Let's say A keep tossing a fair coin, until he get 2 consecutive heads, define X to be the number of tosses for this process; B keep tossing another fair coin, until he get 3 consecutive heads, define Y to be the number of the tosses for this process.

1) Calculate P{X>Y}

2) What's the expected value of X

3) What's the expected value of Y

This is probably the hardest puzzle I have ever put on my blog. Hence, I will post its solution in the post directly rather than on comment.

Solution:

1)

(Solved by me finally after 13 months :))

Make a state diagram. Let the state be (a,b) where a is the number of consecutive heads streak "A" is on currently and b is the number of consecutive heads streak "B" is on currently.

So, (0,3) (1,3) are final accepted states and (2,0) (2,1) (2,2) (2,3) are failure states.
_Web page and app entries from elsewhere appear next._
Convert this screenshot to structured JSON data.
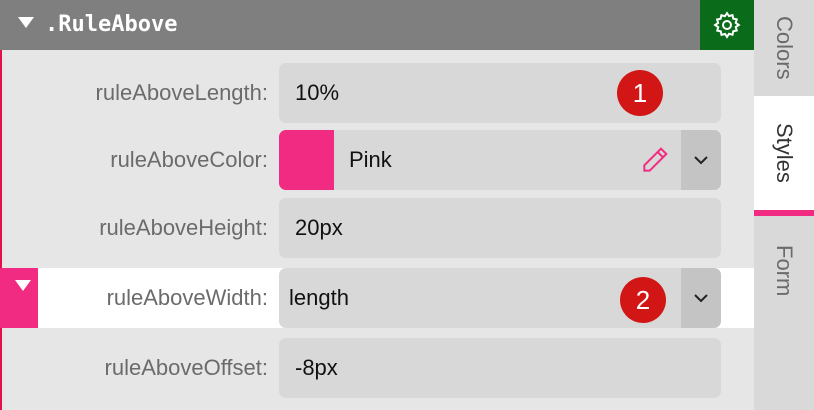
{
  "section": {
    "title": ".RuleAbove"
  },
  "fields": [
    {
      "label": "ruleAboveLength:",
      "value": "10%"
    },
    {
      "label": "ruleAboveColor:",
      "value": "Pink"
    },
    {
      "label": "ruleAboveHeight:",
      "value": "20px"
    },
    {
      "label": "ruleAboveWidth:",
      "value": "length"
    },
    {
      "label": "ruleAboveOffset:",
      "value": "-8px"
    }
  ],
  "badges": [
    "1",
    "2"
  ],
  "tabs": [
    {
      "label": "Colors",
      "active": false
    },
    {
      "label": "Styles",
      "active": true
    },
    {
      "label": "Form",
      "active": false
    }
  ],
  "colors": {
    "header": "#7f7f7f",
    "gear_button": "#0a6b1a",
    "accent_pink": "#f22b82",
    "badge_red": "#d21616"
  },
  "icons": [
    "collapse-triangle-icon",
    "gear-icon",
    "pencil-icon",
    "chevron-down-icon"
  ]
}
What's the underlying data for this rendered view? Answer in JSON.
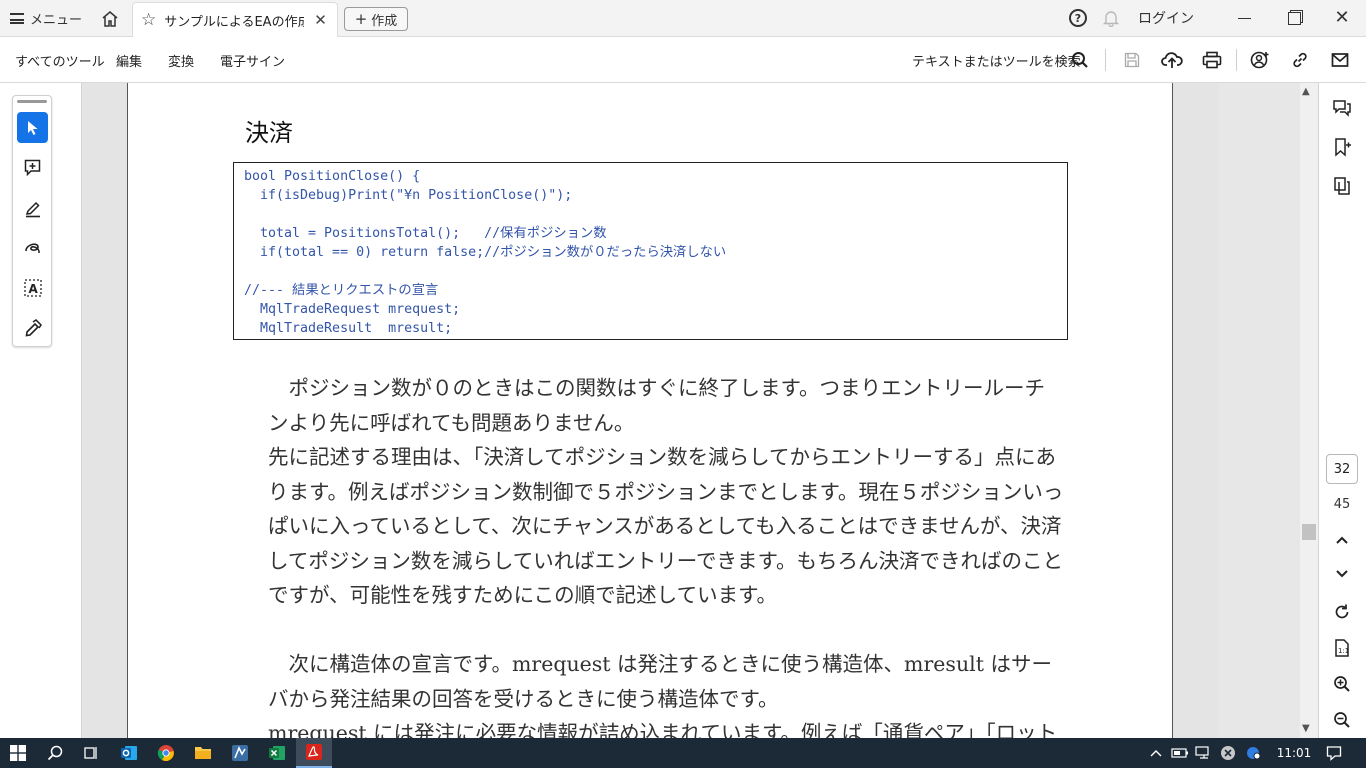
{
  "titlebar": {
    "menu_label": "メニュー",
    "tab_title": "サンプルによるEAの作成...",
    "create_label": "作成",
    "login_label": "ログイン"
  },
  "toolbar": {
    "items": [
      "すべてのツール",
      "編集",
      "変換",
      "電子サイン"
    ],
    "search_label": "テキストまたはツールを検索"
  },
  "document": {
    "section_title": "決済",
    "code_lines": [
      "bool PositionClose() {",
      "  if(isDebug)Print(\"¥n PositionClose()\");",
      "",
      "  total = PositionsTotal();   //保有ポジション数",
      "  if(total == 0) return false;//ポジション数が０だったら決済しない",
      "",
      "//--- 結果とリクエストの宣言",
      "  MqlTradeRequest mrequest;",
      "  MqlTradeResult  mresult;"
    ],
    "paragraph1": [
      "　ポジション数が０のときはこの関数はすぐに終了します。つまりエントリールーチ",
      "ンより先に呼ばれても問題ありません。",
      "先に記述する理由は、「決済してポジション数を減らしてからエントリーする」点にあ",
      "ります。例えばポジション数制御で５ポジションまでとします。現在５ポジションいっ",
      "ぱいに入っているとして、次にチャンスがあるとしても入ることはできませんが、決済",
      "してポジション数を減らしていればエントリーできます。もちろん決済できればのこと",
      "ですが、可能性を残すためにこの順で記述しています。"
    ],
    "paragraph2": [
      "　次に構造体の宣言です。mrequest は発注するときに使う構造体、mresult はサー",
      "バから発注結果の回答を受けるときに使う構造体です。",
      "mrequest には発注に必要な情報が詰め込まれています。例えば「通貨ペア」「ロット"
    ]
  },
  "navigation": {
    "current_page": "32",
    "total_pages": "45"
  },
  "taskbar": {
    "clock": "11:01"
  }
}
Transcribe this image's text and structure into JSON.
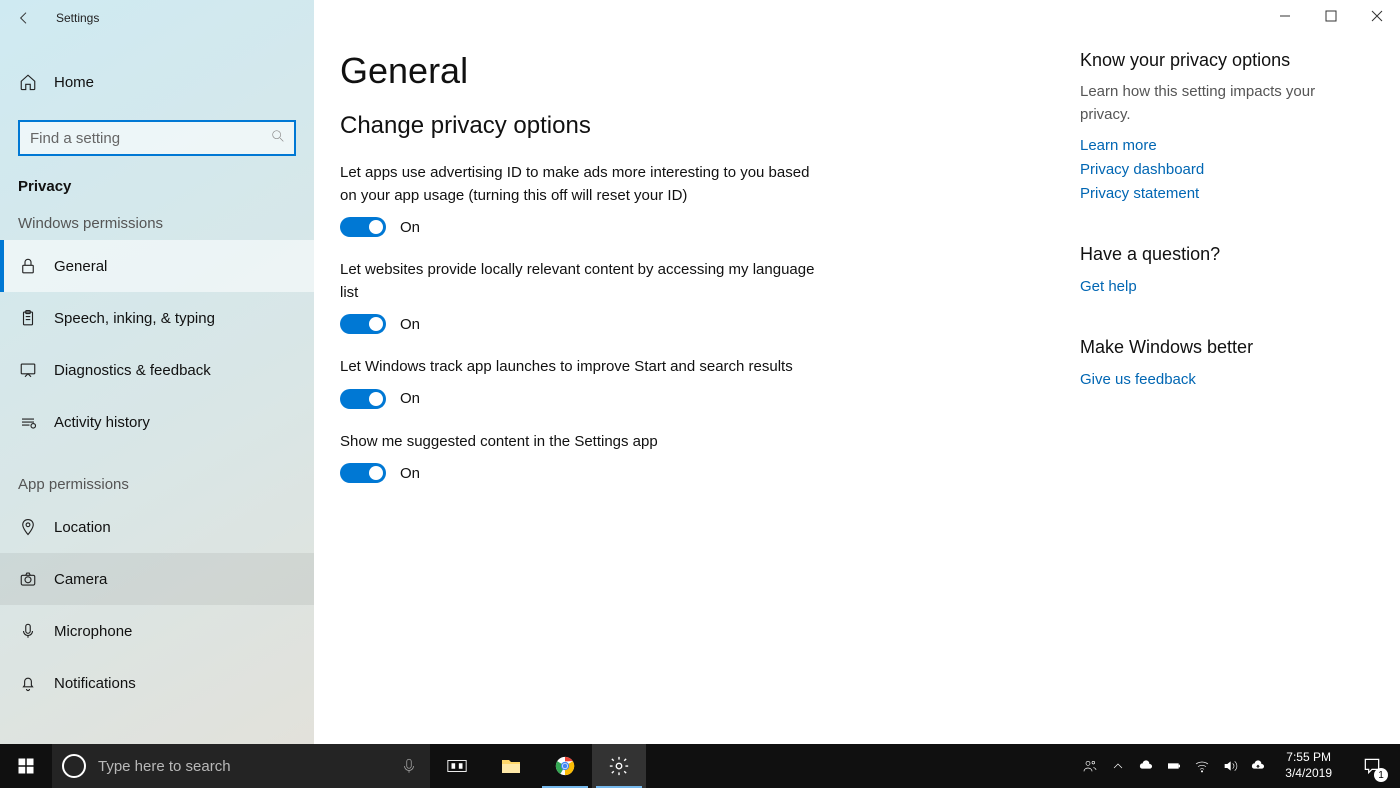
{
  "window": {
    "title": "Settings"
  },
  "sidebar": {
    "home": "Home",
    "search_placeholder": "Find a setting",
    "category": "Privacy",
    "group1_label": "Windows permissions",
    "group1": [
      {
        "label": "General",
        "icon": "lock"
      },
      {
        "label": "Speech, inking, & typing",
        "icon": "clipboard"
      },
      {
        "label": "Diagnostics & feedback",
        "icon": "feedback"
      },
      {
        "label": "Activity history",
        "icon": "history"
      }
    ],
    "group2_label": "App permissions",
    "group2": [
      {
        "label": "Location",
        "icon": "location"
      },
      {
        "label": "Camera",
        "icon": "camera"
      },
      {
        "label": "Microphone",
        "icon": "mic"
      },
      {
        "label": "Notifications",
        "icon": "bell"
      }
    ]
  },
  "main": {
    "h1": "General",
    "h2": "Change privacy options",
    "settings": [
      {
        "label": "Let apps use advertising ID to make ads more interesting to you based on your app usage (turning this off will reset your ID)",
        "state": "On"
      },
      {
        "label": "Let websites provide locally relevant content by accessing my language list",
        "state": "On"
      },
      {
        "label": "Let Windows track app launches to improve Start and search results",
        "state": "On"
      },
      {
        "label": "Show me suggested content in the Settings app",
        "state": "On"
      }
    ]
  },
  "aside": {
    "block1_title": "Know your privacy options",
    "block1_text": "Learn how this setting impacts your privacy.",
    "block1_links": [
      "Learn more",
      "Privacy dashboard",
      "Privacy statement"
    ],
    "block2_title": "Have a question?",
    "block2_link": "Get help",
    "block3_title": "Make Windows better",
    "block3_link": "Give us feedback"
  },
  "taskbar": {
    "search_placeholder": "Type here to search",
    "time": "7:55 PM",
    "date": "3/4/2019",
    "notif_count": "1"
  }
}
If you get tails, your contribution to the state reaches to "0"

f(State) = P(X>Y | "State" configuration initially)

f(0,0) = 1/4[f(…

Probably one of the most popular CS Interview questions.

ReplyDeleteboolean delete(Node* node){

if(node->next==NULL) return false;

else{

node->val=node->next->val;

node->next=node->next->next;

return true;

}

}

If playing with the data part of the node is allowed, copying the next node into the current node and then deleting the next node will suffice.

ReplyDeleteAnother interesting question on Linked List,which I was asked recently for one of my Job interviews : You are given a linked list(the head pointer). One of the nodes in the linked list points to an earlier node in the list(a loop). Find that 'earlier' node to which this node points to. Time Complexity : O(n)

ReplyDeleteSpace Complexity O(1).

In the C code for the linked list, are you allowed access to the data?

ReplyDeleteIf so, copy the data for the next node to this node, and then delete the next node. (by setting the "next" pointer of this node (say n) to n->next->next)

If O(n) can't be done, then the only way I can think of is to move next node data to the current node and delete the next node. But you need to assume that there aren't other pointers to these nodes - else you are making some valid pointers (valid in the O(n) soln) invalid and vice versa which may not really be the right thing to do in the context of the program.

ReplyDeleteThis comment has been removed by the author.

ReplyDeleteLet the pointer to the node be point.Then the code is as follows:

ReplyDeletecurrent=point->next->next;point->info=point->next->info;

point->next=current;

Ankush has already given the correct solution.

ReplyDeleteHowever, just for technical details sake, we need to free the next node too using free(node->next)

So another possible solution might be(copying the rest of the code from ankush)

boolean delete(Node* node){

if(node->next==NULL) return false;

else{

node->val=node->next->val;

struct node *temp=node->next;

node->next=node->next->next;

free(temp);

return true;

}

}

All comments point to the correct solution, but Siddhartha's solution is most apt. Thanks.

ReplyDeleteOne point I would like to make:

If the pointer is the last element of the linked list, then is there no way to delete the last element in O(1).. or is there? In Siddhartha's code, "if(node->next==NULL) return false; " does not delete the node. Thanks

Verified my point with smarter people - All agree with me. So, we have O(1) solution provided the node is not the tail. If the node is a tail, we have O(n) algorithm.

ReplyDeleteThanks